More recently, however, acrylic resin has become the go-to material for denture teeth, according to a study published by the National Institutes of Health (NIH), whose research aimed to derive a new technique of making durable dentures using injections of a hybrid composite of resin. Acrylic adheres more securely to the denture base, and is easier to adjust to achieve the correct occlusion than harder porcelain teeth. It's also significantly less expensive than porcelain, and much lighter in weight.
The disadvantage of teeth made from acrylic resin is that they wear faster than porcelain teeth, which causes changes in the way the teeth make contact with one another. Dentures made from acrylic resin teeth may need to be replaced every five to eight years as a result, but they are still far stronger than the plastic items used in the past.
Dentures require a framework to support them, which is usually called a full or partial plate. This plate can be made from rigid acrylic resin or a type of flexible (nylon) polymer, as explained by the International Journal of Scientific Study.
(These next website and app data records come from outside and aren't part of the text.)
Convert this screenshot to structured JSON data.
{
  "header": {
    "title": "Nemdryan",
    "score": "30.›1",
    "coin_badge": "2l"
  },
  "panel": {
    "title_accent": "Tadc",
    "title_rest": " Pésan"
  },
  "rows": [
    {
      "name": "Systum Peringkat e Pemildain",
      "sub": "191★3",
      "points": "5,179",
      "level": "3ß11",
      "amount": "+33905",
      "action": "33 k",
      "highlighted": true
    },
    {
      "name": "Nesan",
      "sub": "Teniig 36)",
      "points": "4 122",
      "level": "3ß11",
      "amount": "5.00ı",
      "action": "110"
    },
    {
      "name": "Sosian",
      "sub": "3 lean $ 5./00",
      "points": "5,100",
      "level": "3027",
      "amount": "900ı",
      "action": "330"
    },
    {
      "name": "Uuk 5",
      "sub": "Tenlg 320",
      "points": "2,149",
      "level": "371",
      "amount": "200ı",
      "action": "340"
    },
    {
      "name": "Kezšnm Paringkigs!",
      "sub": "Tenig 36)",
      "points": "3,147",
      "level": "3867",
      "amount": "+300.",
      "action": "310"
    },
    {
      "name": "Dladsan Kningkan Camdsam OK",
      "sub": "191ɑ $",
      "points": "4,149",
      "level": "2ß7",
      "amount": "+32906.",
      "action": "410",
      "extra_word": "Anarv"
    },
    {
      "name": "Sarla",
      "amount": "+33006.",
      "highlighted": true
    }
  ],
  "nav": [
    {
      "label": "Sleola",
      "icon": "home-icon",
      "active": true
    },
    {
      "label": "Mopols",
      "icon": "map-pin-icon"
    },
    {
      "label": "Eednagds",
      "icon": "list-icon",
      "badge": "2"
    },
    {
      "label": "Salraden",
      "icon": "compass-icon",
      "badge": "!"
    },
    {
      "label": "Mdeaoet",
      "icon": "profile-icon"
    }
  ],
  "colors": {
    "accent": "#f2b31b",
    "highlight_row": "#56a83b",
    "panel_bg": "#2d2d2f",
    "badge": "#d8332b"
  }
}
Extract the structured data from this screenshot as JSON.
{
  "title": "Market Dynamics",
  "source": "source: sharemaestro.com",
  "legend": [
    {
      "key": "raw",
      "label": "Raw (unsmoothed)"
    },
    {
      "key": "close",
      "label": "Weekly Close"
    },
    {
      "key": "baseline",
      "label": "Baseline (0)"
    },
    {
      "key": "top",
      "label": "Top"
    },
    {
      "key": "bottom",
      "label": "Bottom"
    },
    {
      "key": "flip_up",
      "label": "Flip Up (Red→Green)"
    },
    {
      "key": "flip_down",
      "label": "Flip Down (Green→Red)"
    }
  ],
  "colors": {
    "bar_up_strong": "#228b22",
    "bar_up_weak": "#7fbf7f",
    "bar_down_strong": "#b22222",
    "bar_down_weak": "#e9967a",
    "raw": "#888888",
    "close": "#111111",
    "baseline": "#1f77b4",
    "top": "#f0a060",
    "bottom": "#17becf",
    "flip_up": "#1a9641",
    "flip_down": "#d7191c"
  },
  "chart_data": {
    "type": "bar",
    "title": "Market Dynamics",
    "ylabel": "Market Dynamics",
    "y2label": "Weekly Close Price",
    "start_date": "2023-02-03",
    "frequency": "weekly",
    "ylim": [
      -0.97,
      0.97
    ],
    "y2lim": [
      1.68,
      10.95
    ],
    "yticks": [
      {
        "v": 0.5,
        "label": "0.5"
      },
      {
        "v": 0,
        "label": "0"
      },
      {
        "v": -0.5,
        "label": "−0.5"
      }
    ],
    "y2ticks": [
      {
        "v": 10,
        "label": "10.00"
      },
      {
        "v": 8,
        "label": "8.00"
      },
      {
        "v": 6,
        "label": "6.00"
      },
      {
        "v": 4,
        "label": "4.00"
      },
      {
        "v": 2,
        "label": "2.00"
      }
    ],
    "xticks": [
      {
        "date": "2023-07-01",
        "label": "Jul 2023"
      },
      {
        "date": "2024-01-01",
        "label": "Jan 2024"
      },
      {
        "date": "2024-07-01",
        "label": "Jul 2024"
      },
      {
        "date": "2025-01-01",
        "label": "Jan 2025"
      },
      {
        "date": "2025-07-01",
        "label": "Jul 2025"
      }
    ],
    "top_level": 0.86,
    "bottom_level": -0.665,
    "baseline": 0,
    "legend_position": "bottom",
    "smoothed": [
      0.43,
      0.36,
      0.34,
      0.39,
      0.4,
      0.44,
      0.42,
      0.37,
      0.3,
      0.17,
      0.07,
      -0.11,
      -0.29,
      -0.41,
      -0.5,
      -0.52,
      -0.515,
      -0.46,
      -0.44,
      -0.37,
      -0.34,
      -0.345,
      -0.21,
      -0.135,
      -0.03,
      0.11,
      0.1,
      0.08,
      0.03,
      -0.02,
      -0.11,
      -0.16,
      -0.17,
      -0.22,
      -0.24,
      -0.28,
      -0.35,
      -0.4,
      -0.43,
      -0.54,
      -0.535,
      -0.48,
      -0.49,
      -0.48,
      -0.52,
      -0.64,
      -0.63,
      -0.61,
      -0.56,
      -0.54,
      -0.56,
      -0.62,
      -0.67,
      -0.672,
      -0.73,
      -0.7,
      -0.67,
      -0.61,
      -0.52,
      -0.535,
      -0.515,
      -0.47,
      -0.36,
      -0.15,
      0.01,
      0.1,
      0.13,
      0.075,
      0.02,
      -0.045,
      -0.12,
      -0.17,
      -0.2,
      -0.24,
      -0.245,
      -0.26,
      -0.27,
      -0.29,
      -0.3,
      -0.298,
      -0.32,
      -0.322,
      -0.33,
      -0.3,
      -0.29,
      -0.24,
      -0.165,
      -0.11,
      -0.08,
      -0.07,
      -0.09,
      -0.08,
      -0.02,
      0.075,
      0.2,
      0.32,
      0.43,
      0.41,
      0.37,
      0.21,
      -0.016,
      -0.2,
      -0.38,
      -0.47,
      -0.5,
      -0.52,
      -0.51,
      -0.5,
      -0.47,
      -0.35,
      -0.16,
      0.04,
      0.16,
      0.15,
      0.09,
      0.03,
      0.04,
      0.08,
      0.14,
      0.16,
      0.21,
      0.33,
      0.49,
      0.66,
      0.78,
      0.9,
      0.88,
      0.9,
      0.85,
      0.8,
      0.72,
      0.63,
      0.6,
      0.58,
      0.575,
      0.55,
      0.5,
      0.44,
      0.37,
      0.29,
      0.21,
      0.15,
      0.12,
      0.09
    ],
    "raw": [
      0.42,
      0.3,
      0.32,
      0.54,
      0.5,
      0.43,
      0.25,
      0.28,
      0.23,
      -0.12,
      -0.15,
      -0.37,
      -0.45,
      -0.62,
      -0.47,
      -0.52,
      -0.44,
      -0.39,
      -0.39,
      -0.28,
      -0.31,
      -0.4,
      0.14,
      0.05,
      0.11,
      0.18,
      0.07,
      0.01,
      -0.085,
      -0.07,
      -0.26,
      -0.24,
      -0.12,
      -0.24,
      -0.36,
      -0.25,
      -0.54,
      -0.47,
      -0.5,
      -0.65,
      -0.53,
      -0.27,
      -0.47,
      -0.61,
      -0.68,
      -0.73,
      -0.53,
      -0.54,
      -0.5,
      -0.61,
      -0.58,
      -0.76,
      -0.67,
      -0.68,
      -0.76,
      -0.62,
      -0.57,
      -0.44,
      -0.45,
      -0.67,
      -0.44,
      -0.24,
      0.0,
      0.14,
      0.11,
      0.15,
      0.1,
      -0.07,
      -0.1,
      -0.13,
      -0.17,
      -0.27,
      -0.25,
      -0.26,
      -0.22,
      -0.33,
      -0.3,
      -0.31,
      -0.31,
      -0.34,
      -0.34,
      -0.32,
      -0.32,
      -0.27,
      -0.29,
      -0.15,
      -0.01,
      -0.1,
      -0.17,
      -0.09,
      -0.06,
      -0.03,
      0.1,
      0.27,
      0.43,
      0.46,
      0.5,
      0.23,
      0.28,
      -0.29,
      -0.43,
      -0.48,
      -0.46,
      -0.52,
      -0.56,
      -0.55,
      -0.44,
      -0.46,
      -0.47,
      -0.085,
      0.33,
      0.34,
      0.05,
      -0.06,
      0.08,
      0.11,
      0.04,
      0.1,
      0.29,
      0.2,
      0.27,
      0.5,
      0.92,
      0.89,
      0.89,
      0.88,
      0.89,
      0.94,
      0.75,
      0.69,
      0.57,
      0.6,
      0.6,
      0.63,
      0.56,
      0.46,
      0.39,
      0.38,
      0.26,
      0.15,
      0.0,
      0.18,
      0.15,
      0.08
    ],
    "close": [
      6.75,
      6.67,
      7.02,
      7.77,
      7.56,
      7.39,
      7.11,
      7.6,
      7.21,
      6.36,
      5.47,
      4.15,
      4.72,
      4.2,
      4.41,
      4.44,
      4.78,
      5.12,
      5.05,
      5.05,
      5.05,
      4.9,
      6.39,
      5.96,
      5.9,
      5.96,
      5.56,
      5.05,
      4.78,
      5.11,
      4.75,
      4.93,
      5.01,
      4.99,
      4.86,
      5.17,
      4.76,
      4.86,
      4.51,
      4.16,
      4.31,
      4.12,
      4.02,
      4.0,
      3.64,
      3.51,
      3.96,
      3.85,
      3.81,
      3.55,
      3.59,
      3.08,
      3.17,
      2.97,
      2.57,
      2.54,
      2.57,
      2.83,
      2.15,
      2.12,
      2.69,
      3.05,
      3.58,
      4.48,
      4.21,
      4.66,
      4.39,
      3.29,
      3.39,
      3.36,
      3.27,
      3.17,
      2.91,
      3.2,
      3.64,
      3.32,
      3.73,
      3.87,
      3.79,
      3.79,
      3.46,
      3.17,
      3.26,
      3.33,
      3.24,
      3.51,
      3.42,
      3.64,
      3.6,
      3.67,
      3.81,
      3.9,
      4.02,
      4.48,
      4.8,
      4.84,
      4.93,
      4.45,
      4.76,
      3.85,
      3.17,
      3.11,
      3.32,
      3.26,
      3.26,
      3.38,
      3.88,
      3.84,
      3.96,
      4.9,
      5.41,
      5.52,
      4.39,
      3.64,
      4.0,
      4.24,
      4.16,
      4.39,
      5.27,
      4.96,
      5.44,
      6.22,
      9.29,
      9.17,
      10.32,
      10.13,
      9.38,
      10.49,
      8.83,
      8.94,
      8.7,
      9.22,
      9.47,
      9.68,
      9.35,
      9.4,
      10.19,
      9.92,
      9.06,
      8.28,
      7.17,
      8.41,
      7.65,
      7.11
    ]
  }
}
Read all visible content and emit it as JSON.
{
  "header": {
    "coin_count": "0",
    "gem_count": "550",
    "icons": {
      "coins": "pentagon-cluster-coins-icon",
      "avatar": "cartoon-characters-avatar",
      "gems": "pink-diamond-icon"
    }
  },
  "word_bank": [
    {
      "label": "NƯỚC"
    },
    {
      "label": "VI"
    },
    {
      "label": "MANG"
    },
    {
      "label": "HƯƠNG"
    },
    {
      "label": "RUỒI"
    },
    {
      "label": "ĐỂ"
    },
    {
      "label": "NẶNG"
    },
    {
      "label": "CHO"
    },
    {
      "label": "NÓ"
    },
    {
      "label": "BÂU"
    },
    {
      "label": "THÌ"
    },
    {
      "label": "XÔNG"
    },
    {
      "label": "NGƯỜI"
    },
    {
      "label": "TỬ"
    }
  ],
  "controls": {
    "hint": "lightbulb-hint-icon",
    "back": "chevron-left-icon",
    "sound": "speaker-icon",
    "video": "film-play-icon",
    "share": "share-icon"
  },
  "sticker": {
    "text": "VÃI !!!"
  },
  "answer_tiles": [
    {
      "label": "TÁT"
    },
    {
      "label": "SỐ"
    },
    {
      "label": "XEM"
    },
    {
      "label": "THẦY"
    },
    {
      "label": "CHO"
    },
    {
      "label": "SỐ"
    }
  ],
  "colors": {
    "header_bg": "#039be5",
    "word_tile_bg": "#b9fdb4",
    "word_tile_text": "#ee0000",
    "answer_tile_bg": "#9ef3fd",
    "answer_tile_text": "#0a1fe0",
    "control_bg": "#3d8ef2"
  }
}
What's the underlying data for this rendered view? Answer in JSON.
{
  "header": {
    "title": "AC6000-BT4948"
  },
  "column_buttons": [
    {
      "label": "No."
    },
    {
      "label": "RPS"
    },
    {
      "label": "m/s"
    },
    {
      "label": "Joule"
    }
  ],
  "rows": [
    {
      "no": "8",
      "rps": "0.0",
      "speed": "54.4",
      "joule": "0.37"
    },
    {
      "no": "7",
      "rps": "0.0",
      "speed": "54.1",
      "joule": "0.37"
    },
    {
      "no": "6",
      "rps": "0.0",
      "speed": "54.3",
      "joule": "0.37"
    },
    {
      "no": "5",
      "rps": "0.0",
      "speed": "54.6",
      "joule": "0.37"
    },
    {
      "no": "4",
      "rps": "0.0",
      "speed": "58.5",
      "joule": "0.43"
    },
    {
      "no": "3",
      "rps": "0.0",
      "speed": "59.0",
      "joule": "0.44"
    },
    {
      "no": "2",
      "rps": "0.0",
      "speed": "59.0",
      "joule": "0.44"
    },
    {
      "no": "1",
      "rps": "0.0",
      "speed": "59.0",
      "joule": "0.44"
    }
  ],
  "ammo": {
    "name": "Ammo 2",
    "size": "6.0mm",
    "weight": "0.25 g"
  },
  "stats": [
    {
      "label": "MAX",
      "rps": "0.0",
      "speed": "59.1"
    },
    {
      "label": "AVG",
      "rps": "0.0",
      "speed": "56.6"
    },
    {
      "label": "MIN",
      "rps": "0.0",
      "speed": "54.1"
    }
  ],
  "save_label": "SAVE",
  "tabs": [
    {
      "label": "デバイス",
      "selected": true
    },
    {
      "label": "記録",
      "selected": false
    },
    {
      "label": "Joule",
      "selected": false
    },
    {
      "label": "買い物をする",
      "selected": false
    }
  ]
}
Or it can be molded from chrome cobalt metal.
The dentist takes an impression of the patient's gums, which is used to create a mold. This mold is then used as the basis of a wax model to which the teeth are added. The model is tested in the patient's mouth to confirm it will be suitable in size and color, and for the formation of a plate that fits snugly in the mouth.
Plates made from acrylic resin are compatible with dentures that require an artificial gumline because the material can be tinted to resemble the patient's natural gum color. Metal plates, however, carry less risk of breaking. They are also stronger and provide a better fit, according to Affordable Dentures. This makes metal ideal for partial plates that are fully hidden behind the remaining natural teeth.
Understanding the strengths and weaknesses of your dentures can tell you how long you can expect them to last. The lifespan of a denture also depends on your oral hygiene regimen, so it's essential to clean them daily. Above all, take care of your natural gums to keep them healthy enough to wear dentures, using products such as Colgate® PerioGard® Dental Rinse to prevent the bacteria that causes painful gingivitis and bleeding.
So, what are dentures made of? There are various alternatives to wearing them, but if you choose this option, it behooves you to know how and why these materials are used so you can make an informed choice.
This article is intended to promote understanding of and knowledge about general oral health topics. It is not intended to be a substitute for professional advice, diagnosis or treatment. Always seek the advice of your dentist or other qualified healthcare provider with any questions you may have regarding a medical condition or treatment.